ZFIN ID: ZDB-PUB-160105-1
Characterization and Expression of the Zebrafish qki Paralogs
Radomska, K.J., Sager, J., Farnsworth, B., Tellgren-Roth, Å., Tuveri, G., Peuckert, C., Kettunen, P., Jazin, E., Emilsson, L.S.
Date: 2016
Source: PLoS One   11: e0146155 (Journal)
Registered Authors: Kettunen, Petronella
Keywords: Zebrafish, Sequence alignment, Hindbrain, Somites, In situ hybridization, Mesoderm, Spinal cord, Nervous system
MeSH Terms:
  • Amino Acid Sequence
  • Animals
  • Base Sequence
  • Biological Evolution
  • Chordata/anatomy & histology
  • Chordata/genetics
  • Conserved Sequence
  • Evolution, Molecular
  • Extremities/embryology
  • Gene Expression Regulation, Developmental
  • Humans
  • In Situ Hybridization, Fluorescence
  • Mice
  • Molecular Sequence Data
  • Nerve Tissue Proteins/biosynthesis

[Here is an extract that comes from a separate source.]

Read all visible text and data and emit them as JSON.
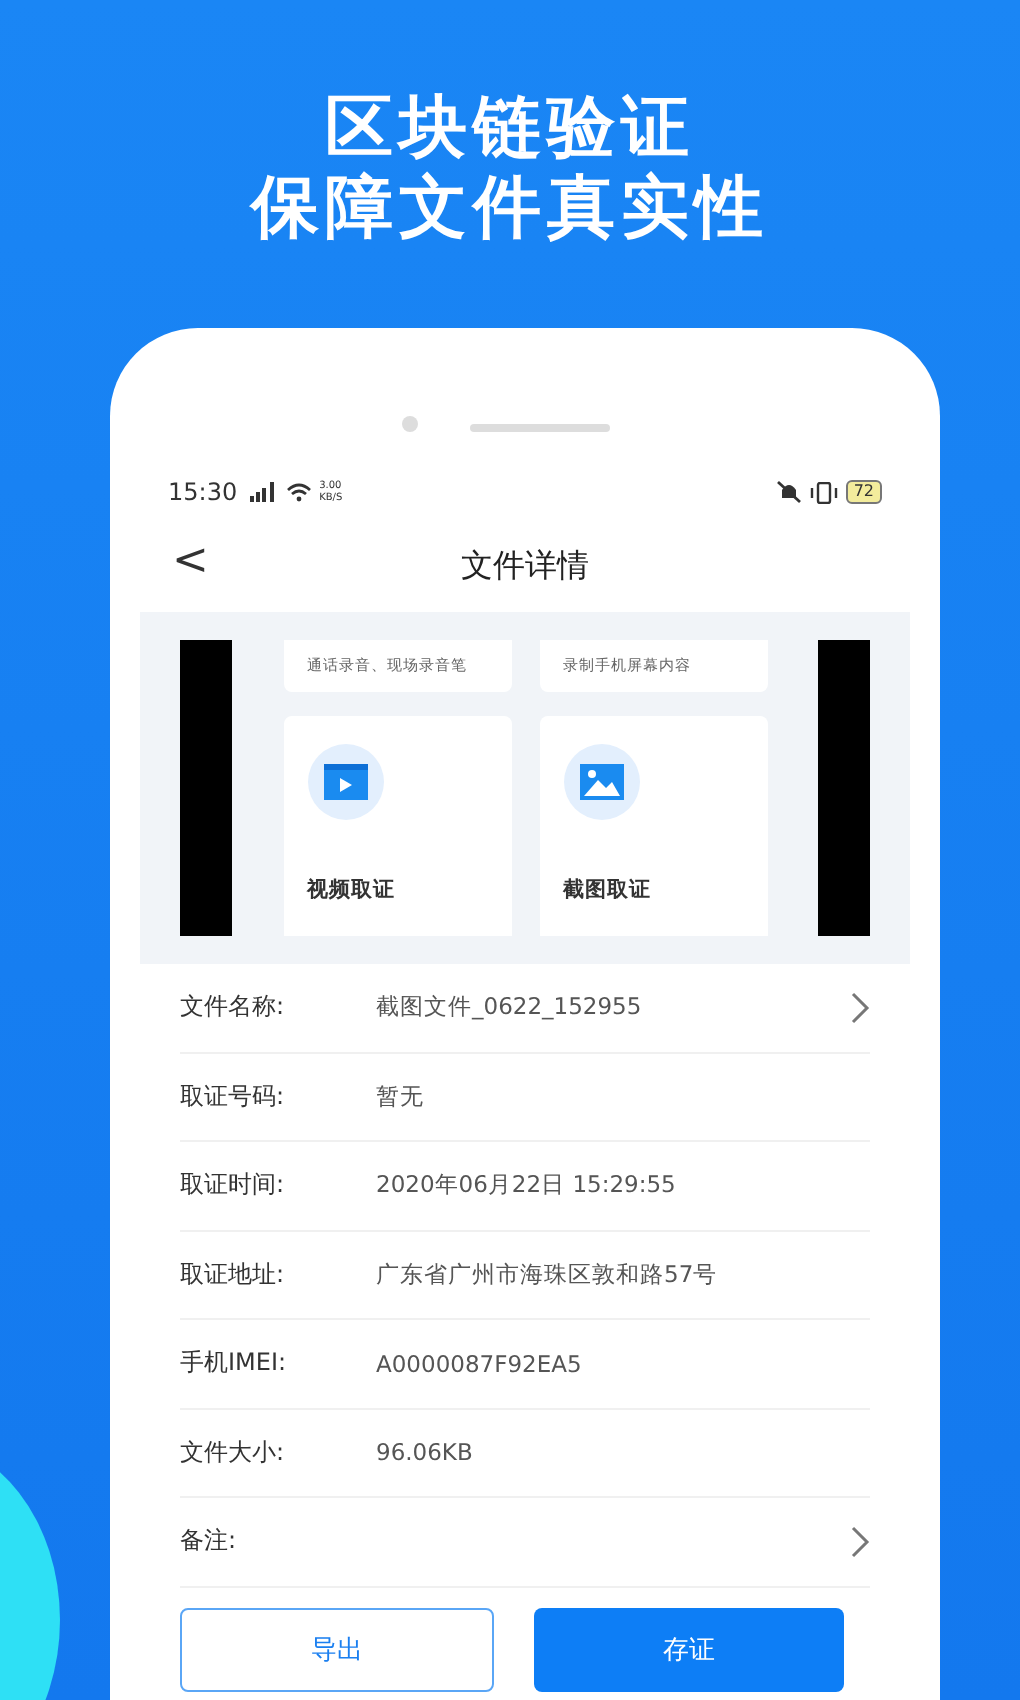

  • Nerve Tissue Proteins/genetics
  • Nervous System/embryology
  • Nervous System/metabolism
  • Neural Tube/metabolism
  • Phylogeny
  • RNA-Binding Proteins/biosynthesis
  • RNA-Binding Proteins/genetics*
  • Real-Time Polymerase Chain Reaction
  • Sequence Alignment
  • Sequence Homology
  • Species Specificity
  • Synteny
  • Zebrafish/embryology
  • Zebrafish/genetics*
  • Zebrafish/metabolism
  • Zebrafish Proteins/biosynthesis
  • Zebrafish Proteins/genetics*
PubMed: 26727370 Full text @ PLoS One
Quaking (QKI) is an RNA-binding protein involved in post-transcriptional mRNA processing. This gene is found to be associated with several human neurological disorders. Early expression of QKI proteins in the developing mouse neuroepithelium, together with neural tube defects in Qk mouse mutants, suggest the functional requirement of Qk for the establishment of the nervous system. As a knockout of Qk is embryonic lethal in mice, other model systems like the zebrafish could serve as a tool to study the developmental functions of qki. In the present study we sought to characterize the evolutionary relationship and spatiotemporal expression of qkia, qki2, and qkib; zebrafish homologs of human QKI. We found that qkia is an ancestral paralog of the single tetrapod Qk gene that was likely lost during the fin-to-limb transition. Conversely, qkib and qki2 are orthologs, emerging at the root of the vertebrate and teleost lineage, respectively. Both qki2 and qkib, but not qkia, were expressed in the progenitor domains of the central nervous system, similar to expression of the single gene in mice. Despite having partially overlapping expression domains, each gene has a unique expression pattern, suggesting that these genes have undergone subfunctionalization following duplication. Therefore, we suggest the zebrafish could be used to study the separate functions of qki genes during embryonic development.